Young armadillos are born in a chamber within the burrow. Females produce 1 litter per year during March or April after 150 days of gestation. Litters always consist of identical quadruplets. Young are weaned in 3 to 4 months. Males are sexually mature 6 to 12 months, and females in 12 to 24 months.
Armadillos usually dig burrows that are 7 or 8 inches in diameter and up to 15 feet in length. They use burrows for shelter and to raise young. Burrows are located under rocks or brush piles, around stumps, or in terraces around brush or dense woodlands. Armadillos often have several dens in 1 area.
Armadillos primarily are active from twilight through early morning in the summer. They avoid activity during extreme temperatures. In winter, armadillos forage during the warmest part of the day. In summer, they forage during the evening, or earlier if the conditions are favorable. Male armadillos may be more active during mating season.

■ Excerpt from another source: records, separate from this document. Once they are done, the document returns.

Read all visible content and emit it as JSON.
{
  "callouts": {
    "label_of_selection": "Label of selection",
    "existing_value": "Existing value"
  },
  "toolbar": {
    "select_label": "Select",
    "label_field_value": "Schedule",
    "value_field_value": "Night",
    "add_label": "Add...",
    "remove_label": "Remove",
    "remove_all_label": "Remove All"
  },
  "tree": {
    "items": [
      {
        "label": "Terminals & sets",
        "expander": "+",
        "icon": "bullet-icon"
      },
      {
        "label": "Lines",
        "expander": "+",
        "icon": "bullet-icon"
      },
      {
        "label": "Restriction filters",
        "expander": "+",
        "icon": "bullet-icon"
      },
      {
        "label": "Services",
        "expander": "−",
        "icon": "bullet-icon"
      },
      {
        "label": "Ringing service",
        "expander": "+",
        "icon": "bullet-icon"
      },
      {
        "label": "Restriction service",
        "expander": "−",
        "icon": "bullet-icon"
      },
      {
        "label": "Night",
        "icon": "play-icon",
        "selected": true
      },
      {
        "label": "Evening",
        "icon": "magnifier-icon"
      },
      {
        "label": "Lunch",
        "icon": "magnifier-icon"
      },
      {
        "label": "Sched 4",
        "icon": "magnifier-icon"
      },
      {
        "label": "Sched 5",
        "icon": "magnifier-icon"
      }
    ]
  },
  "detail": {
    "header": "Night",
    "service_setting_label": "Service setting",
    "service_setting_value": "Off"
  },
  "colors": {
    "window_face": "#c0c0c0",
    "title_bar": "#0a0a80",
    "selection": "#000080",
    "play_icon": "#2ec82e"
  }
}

Armadillos prefer dense, shady cover, such as brush, woodlands, forests, and areas adjacent to creeks and rivers. They prefer sandy or loamy soils that are loose and porous. Armadillos inhabit areas with cracks, crevices, and rocks that are suitable for burrows.

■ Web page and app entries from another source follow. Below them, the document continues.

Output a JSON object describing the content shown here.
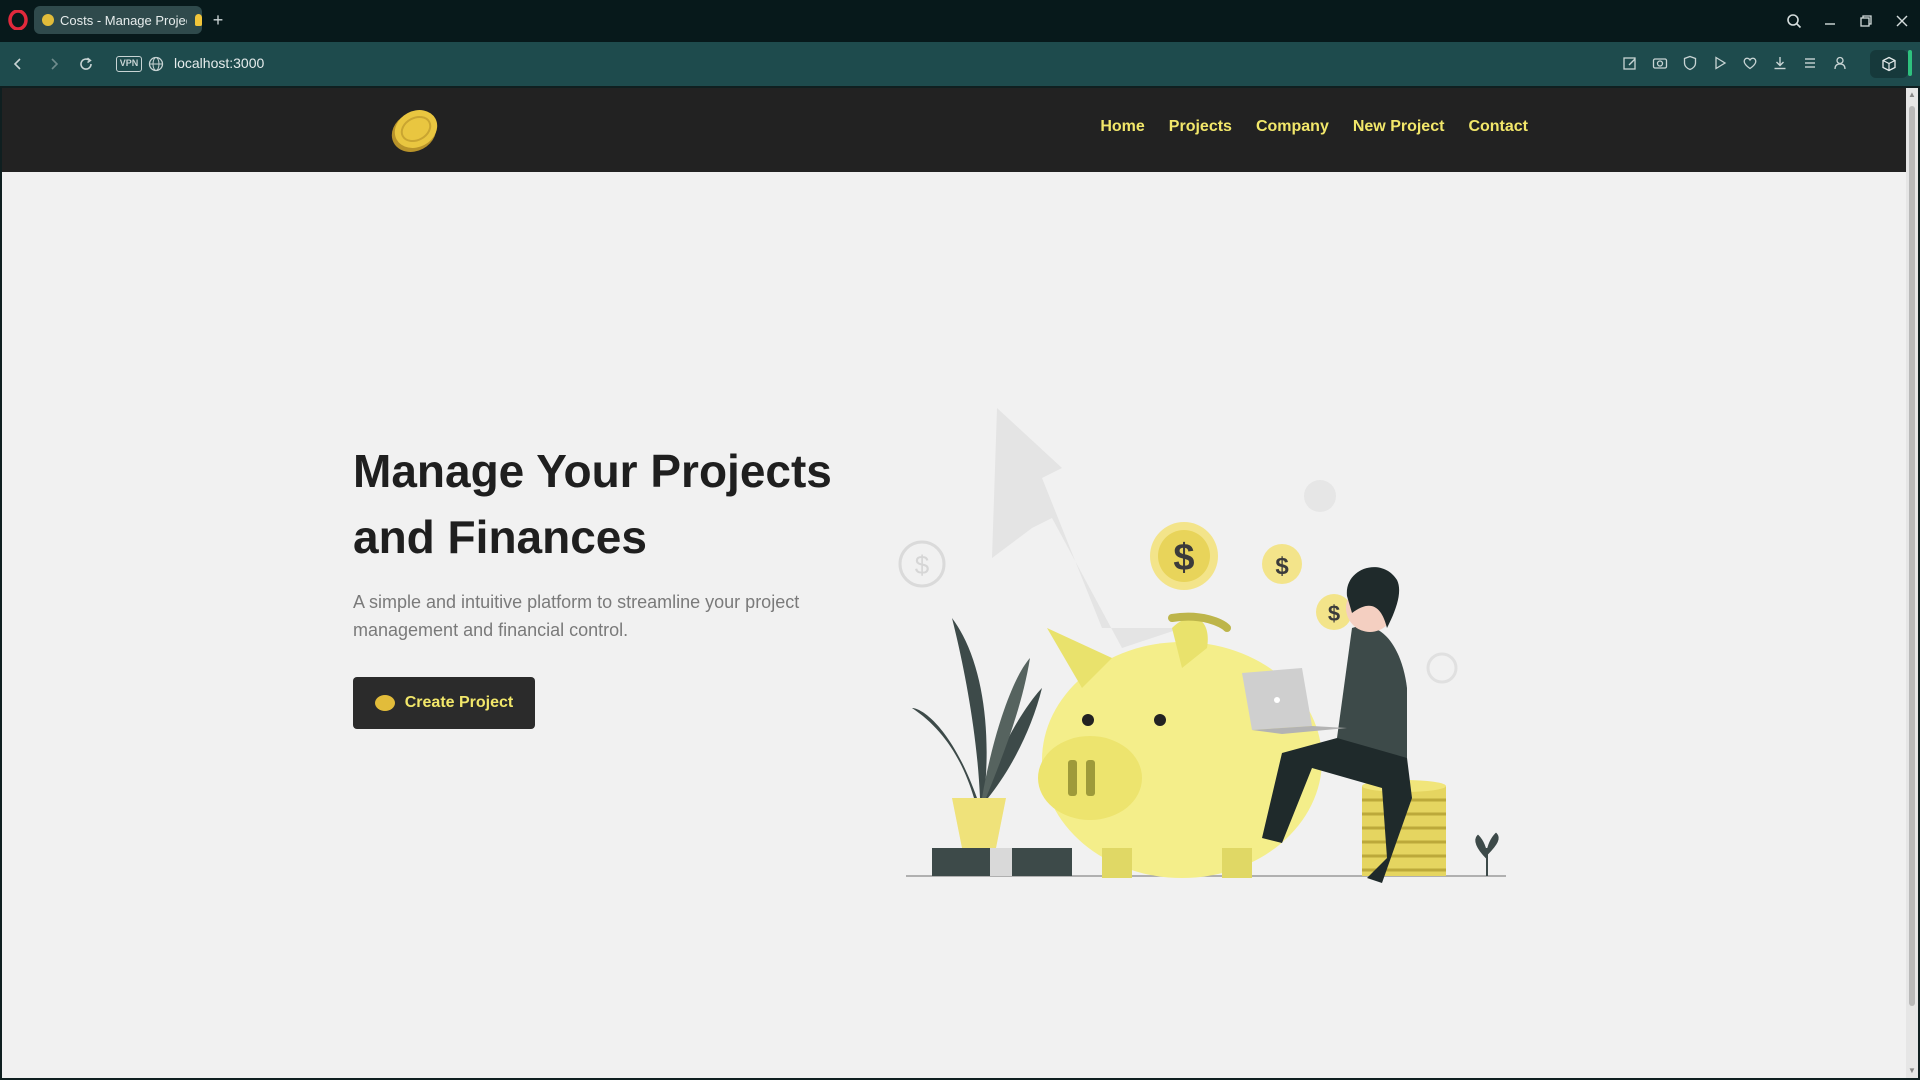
{
  "browser": {
    "tab_title": "Costs - Manage Projects",
    "url": "localhost:3000",
    "vpn_label": "VPN"
  },
  "site": {
    "nav_links": [
      "Home",
      "Projects",
      "Company",
      "New Project",
      "Contact"
    ]
  },
  "hero": {
    "title": "Manage Your Projects and Finances",
    "subtitle": "A simple and intuitive platform to streamline your project management and financial control.",
    "cta_label": "Create Project"
  },
  "colors": {
    "accent": "#f2e76a",
    "dark": "#222222",
    "coin": "#e2bc3a"
  }
}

More than 90% of the diet of armadillos consists of insects, especially larvae. They also feed on earthworms, scorpions, spiders, and other invertebrates, including maggots and pupae in carrion. Armadillos eat fruits and vegetables, such as berries and roots. They eat lizards, small frogs, snakes and the eggs of upland birds.